> _To do_: The lines to find are those in the entries that hold the word "stock"; copy every one of them.

> _Records provided_:
>>>

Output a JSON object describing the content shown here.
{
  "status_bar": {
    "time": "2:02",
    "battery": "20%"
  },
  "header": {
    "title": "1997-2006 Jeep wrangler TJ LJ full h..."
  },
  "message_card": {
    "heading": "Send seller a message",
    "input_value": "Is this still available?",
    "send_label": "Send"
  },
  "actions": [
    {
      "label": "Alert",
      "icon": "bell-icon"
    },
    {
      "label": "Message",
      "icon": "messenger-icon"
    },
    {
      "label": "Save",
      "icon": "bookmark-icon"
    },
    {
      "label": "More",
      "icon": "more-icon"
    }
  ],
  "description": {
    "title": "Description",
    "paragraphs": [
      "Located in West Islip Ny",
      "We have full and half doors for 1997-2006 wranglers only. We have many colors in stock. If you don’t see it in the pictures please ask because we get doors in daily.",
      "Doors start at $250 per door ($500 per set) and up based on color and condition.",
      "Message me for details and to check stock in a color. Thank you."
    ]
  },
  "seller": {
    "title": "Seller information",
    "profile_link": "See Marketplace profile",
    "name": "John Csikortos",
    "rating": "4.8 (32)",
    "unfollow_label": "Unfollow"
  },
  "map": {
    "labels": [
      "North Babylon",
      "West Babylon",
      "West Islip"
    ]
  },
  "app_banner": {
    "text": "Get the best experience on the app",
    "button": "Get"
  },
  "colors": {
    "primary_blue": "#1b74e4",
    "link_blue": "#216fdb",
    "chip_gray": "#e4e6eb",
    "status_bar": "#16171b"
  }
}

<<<

> _Task response_:
      "We have full and half doors for 1997-2006 wranglers only. We have many colors in stock. If you don’t see it in the pictures please ask because we get doors in daily.",
      "Message me for details and to check stock in a color. Thank you."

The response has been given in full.